Segment Open
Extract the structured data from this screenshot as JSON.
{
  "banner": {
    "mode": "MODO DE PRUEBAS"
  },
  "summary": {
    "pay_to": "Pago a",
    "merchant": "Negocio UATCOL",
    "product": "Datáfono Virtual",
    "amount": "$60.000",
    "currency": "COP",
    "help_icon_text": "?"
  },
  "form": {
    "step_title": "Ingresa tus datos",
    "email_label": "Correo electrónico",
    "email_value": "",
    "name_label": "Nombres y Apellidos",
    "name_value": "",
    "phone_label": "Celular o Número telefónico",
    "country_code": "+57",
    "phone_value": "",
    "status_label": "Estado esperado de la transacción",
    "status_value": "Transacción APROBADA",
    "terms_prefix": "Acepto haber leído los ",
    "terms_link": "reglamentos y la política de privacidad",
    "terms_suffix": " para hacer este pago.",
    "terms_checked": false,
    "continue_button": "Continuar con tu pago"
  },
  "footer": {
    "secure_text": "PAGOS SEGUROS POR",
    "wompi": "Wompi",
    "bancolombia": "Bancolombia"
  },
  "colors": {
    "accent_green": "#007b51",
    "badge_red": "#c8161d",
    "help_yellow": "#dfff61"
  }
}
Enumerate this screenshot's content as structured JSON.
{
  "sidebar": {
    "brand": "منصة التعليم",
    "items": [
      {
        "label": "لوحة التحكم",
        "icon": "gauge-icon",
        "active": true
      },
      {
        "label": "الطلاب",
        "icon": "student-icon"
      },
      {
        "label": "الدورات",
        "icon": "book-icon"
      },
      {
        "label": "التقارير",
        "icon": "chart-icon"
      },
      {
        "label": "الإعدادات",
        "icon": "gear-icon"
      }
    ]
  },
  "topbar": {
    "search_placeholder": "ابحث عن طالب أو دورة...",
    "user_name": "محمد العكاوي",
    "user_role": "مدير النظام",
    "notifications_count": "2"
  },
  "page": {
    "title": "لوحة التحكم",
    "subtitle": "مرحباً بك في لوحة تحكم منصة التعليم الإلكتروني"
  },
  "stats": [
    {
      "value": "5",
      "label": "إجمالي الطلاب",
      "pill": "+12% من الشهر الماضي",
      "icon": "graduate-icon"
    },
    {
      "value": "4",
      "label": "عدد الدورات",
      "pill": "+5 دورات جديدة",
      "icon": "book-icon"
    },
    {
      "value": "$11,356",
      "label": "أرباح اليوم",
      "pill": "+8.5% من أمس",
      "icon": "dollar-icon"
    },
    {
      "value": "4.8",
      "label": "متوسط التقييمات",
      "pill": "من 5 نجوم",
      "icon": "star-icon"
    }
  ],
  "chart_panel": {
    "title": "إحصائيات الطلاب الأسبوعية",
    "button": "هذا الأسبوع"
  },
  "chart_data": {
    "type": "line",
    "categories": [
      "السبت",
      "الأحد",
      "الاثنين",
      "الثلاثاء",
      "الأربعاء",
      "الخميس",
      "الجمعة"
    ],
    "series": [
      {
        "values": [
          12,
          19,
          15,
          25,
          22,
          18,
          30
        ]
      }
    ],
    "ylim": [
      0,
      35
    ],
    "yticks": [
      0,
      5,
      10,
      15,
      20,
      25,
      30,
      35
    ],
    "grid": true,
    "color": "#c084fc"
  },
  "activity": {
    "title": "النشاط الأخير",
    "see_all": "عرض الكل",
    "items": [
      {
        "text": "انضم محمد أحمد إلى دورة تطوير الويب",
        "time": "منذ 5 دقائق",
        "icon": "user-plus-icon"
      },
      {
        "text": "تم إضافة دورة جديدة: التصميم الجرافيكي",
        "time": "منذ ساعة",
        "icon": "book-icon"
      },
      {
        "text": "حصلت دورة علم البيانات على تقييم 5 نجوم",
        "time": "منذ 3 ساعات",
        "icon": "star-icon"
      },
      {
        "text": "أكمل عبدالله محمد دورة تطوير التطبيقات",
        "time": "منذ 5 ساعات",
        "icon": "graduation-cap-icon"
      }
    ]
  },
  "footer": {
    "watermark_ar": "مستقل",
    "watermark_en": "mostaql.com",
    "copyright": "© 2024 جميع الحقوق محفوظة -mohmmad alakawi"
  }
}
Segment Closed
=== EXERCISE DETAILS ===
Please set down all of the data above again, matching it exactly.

=== RESULT FOR THIS TASK ===
Extract the structured data from this screenshot as JSON.
{
  "banner": {
    "mode": "MODO DE PRUEBAS"
  },
  "summary": {
    "pay_to": "Pago a",
    "merchant": "Negocio UATCOL",
    "product": "Datáfono Virtual",
    "amount": "$60.000",
    "currency": "COP",
    "help_icon_text": "?"
  },
  "form": {
    "step_title": "Ingresa tus datos",
    "email_label": "Correo electrónico",
    "email_value": "",
    "name_label": "Nombres y Apellidos",
    "name_value": "",
    "phone_label": "Celular o Número telefónico",
    "country_code": "+57",
    "phone_value": "",
    "status_label": "Estado esperado de la transacción",
    "status_value": "Transacción APROBADA",
    "terms_prefix": "Acepto haber leído los ",
    "terms_link": "reglamentos y la política de privacidad",
    "terms_suffix": " para hacer este pago.",
    "terms_checked": false,
    "continue_button": "Continuar con tu pago"
  },
  "footer": {
    "secure_text": "PAGOS SEGUROS POR",
    "wompi": "Wompi",
    "bancolombia": "Bancolombia"
  },
  "colors": {
    "accent_green": "#007b51",
    "badge_red": "#c8161d",
    "help_yellow": "#dfff61"
  }
}
Enumerate this screenshot's content as structured JSON.
{
  "sidebar": {
    "brand": "منصة التعليم",
    "items": [
      {
        "label": "لوحة التحكم",
        "icon": "gauge-icon",
        "active": true
      },
      {
        "label": "الطلاب",
        "icon": "student-icon"
      },
      {
        "label": "الدورات",
        "icon": "book-icon"
      },
      {
        "label": "التقارير",
        "icon": "chart-icon"
      },
      {
        "label": "الإعدادات",
        "icon": "gear-icon"
      }
    ]
  },
  "topbar": {
    "search_placeholder": "ابحث عن طالب أو دورة...",
    "user_name": "محمد العكاوي",
    "user_role": "مدير النظام",
    "notifications_count": "2"
  },
  "page": {
    "title": "لوحة التحكم",
    "subtitle": "مرحباً بك في لوحة تحكم منصة التعليم الإلكتروني"
  },
  "stats": [
    {
      "value": "5",
      "label": "إجمالي الطلاب",
      "pill": "+12% من الشهر الماضي",
      "icon": "graduate-icon"
    },
    {
      "value": "4",
      "label": "عدد الدورات",
      "pill": "+5 دورات جديدة",
      "icon": "book-icon"
    },
    {
      "value": "$11,356",
      "label": "أرباح اليوم",
      "pill": "+8.5% من أمس",
      "icon": "dollar-icon"
    },
    {
      "value": "4.8",
      "label": "متوسط التقييمات",
      "pill": "من 5 نجوم",
      "icon": "star-icon"
    }
  ],
  "chart_panel": {
    "title": "إحصائيات الطلاب الأسبوعية",
    "button": "هذا الأسبوع"
  },
  "chart_data": {
    "type": "line",
    "categories": [
      "السبت",
      "الأحد",
      "الاثنين",
      "الثلاثاء",
      "الأربعاء",
      "الخميس",
      "الجمعة"
    ],
    "series": [
      {
        "values": [
          12,
          19,
          15,
          25,
          22,
          18,
          30
        ]
      }
    ],
    "ylim": [
      0,
      35
    ],
    "yticks": [
      0,
      5,
      10,
      15,
      20,
      25,
      30,
      35
    ],
    "grid": true,
    "color": "#c084fc"
  },
  "activity": {
    "title": "النشاط الأخير",
    "see_all": "عرض الكل",
    "items": [
      {
        "text": "انضم محمد أحمد إلى دورة تطوير الويب",
        "time": "منذ 5 دقائق",
        "icon": "user-plus-icon"
      },
      {
        "text": "تم إضافة دورة جديدة: التصميم الجرافيكي",
        "time": "منذ ساعة",
        "icon": "book-icon"
      },
      {
        "text": "حصلت دورة علم البيانات على تقييم 5 نجوم",
        "time": "منذ 3 ساعات",
        "icon": "star-icon"
      },
      {
        "text": "أكمل عبدالله محمد دورة تطوير التطبيقات",
        "time": "منذ 5 ساعات",
        "icon": "graduation-cap-icon"
      }
    ]
  },
  "footer": {
    "watermark_ar": "مستقل",
    "watermark_en": "mostaql.com",
    "copyright": "© 2024 جميع الحقوق محفوظة -mohmmad alakawi"
  }
}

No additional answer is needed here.